January 22, 2022: Interviewed by Ananya Mondal.

Hi Tania, congratulations on winning the WiPS logo design contest. WiPS-UH wants to thank you for your involvement. Can you tell us a little bit about yourself?

Hello, I am Tania Ghosh, a second year graduate student in the department of Physics at University of Houston. I usually spend my leisure time painting, dancing, and cooking. Along with that, I also like to do hiking. Firstly, I want to express my profound gratitude and appreciation for all WiPS team members for their incredible efforts. Furthermore, I am greatly obliged to WiPs-UH for offering us such a platform for logo designing. It was a very pleasant experience for me to be a part of it.

Can you describe the process behind designing the logo and what it symbolizes?

Well, being a novice, my first approach was to check out other available options, what is already there and how to make my logo unique. After the research, now it was the time to think through all possible design directions and I started outlining my strategies for logo design considering font, color, style and other aspects. Then I started to sketch the logo. My logo creates a visual symbol of a woman’s brain enriched with the concepts of physics.

So, you are in your 2nd year of the PhD program in physics. Is there any specific area of physics that fascinates you the most? And are you going to work on that for your thesis?

From the beginning, I was inclined to the problems in nonlinear dynamics with applications in various fields. Now, I work with Dr. Kevin Bassler in complex network systems. My research is based on finding different methods to calculate the modular structure in different systems and to relate that with nonlinear dynamics of that particular system. This has important applications in a wide variety of physical, biological, and social systems.

I believe, you were among the first batch of international PhD students who had to transition to the US amidst a global pandemic and I am sure most students had a lot of trouble and anxiety during the transition process. So, I want to ask you your experience and did you find it hard to navigate this unique situation?

That is true. I was in the incoming cohort in the UH physics department during the first phase of the global pandemic and similar to all the students in the same cohort, I unfortunately faced a lot of trouble during the admission and post-admission process. There were many uncertainties about the modes of instruction, class arrangement, grading systems and so on. As this was an unprecedented event, everyone took time to figure out how to proceed and we could do nothing except wait.
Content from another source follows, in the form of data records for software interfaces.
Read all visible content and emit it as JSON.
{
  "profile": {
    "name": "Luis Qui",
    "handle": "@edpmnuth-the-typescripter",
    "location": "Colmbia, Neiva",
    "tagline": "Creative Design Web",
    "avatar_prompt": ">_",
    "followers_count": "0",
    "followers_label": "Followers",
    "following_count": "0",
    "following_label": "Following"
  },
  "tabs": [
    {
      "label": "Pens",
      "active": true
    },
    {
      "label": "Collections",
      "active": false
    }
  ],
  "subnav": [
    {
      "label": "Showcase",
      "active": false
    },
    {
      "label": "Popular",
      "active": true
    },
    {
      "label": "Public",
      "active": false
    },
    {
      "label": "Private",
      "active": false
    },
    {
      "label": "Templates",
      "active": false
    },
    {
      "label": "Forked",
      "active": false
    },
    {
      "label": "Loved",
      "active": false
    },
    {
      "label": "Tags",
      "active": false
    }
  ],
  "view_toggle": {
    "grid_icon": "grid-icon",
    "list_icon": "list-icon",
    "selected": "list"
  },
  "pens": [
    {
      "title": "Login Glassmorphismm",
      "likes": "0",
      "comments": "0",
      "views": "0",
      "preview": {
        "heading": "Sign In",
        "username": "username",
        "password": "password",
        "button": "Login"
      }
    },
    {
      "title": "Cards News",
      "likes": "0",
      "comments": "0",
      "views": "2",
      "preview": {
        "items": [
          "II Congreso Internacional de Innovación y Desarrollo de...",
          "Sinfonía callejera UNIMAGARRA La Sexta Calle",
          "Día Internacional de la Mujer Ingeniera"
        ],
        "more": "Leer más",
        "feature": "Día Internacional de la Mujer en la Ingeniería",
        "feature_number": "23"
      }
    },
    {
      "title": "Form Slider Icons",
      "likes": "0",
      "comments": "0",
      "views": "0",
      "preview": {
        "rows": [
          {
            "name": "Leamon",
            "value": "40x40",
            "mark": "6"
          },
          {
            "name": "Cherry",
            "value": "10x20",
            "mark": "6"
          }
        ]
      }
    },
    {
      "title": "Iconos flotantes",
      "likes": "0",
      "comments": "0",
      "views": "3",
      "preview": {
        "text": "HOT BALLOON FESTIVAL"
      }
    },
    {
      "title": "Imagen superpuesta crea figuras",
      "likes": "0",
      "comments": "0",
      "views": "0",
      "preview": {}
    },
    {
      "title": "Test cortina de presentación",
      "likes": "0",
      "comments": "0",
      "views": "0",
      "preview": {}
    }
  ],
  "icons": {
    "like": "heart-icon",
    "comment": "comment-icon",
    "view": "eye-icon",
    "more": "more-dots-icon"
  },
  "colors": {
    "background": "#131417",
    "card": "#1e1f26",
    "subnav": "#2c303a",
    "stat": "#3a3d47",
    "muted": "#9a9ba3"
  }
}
Our first semester was entirely online as we were unable to travel from our home countries. As the time difference between USA and my home country is almost 12 hours, most of the classes were at midnight and it was certainly an arduous situation. Besides, we faced a lack of in-person interaction with the rest of the members in our cohort.

Also, my other question to you as an international graduate student in the US it is sometimes hard to be far from family and friends. How do you cope with that?
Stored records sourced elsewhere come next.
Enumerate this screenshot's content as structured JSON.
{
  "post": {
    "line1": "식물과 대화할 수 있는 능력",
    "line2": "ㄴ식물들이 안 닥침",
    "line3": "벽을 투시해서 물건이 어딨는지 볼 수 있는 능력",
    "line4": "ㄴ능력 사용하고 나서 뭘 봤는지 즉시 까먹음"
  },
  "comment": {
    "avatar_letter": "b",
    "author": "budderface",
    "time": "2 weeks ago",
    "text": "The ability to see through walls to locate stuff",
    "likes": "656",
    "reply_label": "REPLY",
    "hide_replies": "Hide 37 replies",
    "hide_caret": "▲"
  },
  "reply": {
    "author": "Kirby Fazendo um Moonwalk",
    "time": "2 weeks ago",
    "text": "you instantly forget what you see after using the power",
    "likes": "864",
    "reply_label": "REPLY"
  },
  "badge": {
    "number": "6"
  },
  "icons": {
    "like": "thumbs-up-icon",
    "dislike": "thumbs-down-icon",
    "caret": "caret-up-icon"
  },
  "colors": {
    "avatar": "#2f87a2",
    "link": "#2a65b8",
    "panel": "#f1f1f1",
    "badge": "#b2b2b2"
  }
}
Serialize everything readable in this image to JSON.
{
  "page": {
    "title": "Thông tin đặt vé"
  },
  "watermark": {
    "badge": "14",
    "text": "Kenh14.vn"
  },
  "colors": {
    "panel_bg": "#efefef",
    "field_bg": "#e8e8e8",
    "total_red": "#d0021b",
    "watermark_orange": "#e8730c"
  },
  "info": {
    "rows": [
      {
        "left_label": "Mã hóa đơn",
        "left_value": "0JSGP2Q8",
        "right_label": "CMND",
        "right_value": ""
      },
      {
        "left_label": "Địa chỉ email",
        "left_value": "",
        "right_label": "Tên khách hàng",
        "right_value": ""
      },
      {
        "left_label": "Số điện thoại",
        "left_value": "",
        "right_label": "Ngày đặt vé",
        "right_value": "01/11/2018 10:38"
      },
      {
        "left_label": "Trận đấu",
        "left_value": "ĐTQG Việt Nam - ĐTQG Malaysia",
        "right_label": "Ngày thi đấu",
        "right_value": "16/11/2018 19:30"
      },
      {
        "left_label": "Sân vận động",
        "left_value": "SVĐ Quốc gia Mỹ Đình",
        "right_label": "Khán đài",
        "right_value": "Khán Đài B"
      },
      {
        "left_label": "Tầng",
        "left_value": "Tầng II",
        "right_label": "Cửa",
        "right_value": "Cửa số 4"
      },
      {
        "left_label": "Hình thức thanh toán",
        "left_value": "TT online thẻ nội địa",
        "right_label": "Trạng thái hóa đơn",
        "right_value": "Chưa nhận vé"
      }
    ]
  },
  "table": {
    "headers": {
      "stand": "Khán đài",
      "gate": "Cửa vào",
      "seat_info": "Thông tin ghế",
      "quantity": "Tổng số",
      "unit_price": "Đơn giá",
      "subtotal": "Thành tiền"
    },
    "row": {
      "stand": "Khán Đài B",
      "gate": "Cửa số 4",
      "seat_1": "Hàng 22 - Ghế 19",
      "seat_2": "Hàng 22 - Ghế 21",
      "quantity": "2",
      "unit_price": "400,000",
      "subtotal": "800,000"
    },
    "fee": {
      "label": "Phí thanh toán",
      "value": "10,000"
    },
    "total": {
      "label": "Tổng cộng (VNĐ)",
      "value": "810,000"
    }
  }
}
Moving away for university is a huge transition and feeling homesick is absolutely normal. When I miss my family, friends, sometime I simply allow myself to be homesick for a little while. Keeping myself busy in extracurricular activities, planning some trips with my flatmate, and socializing with friends have been the best coping mechanisms for me.

Since we have a very active WiPS community now at the UH physics department, what events would you like to propose and be a part of in 2022?

Recently, I came to know about the idea of the (an outreach) event on the Physics research day. I find it very interesting and inspirational for high school students. I would love to be a part of this. Also, I feel if we can arrange some events where we can demonstrate some hands-on experiments to the high school students, that would be encouraging as well. Moreover, I would suggest some interactive sessions with undergraduates so that we can help them to pursue their careers in research in the future.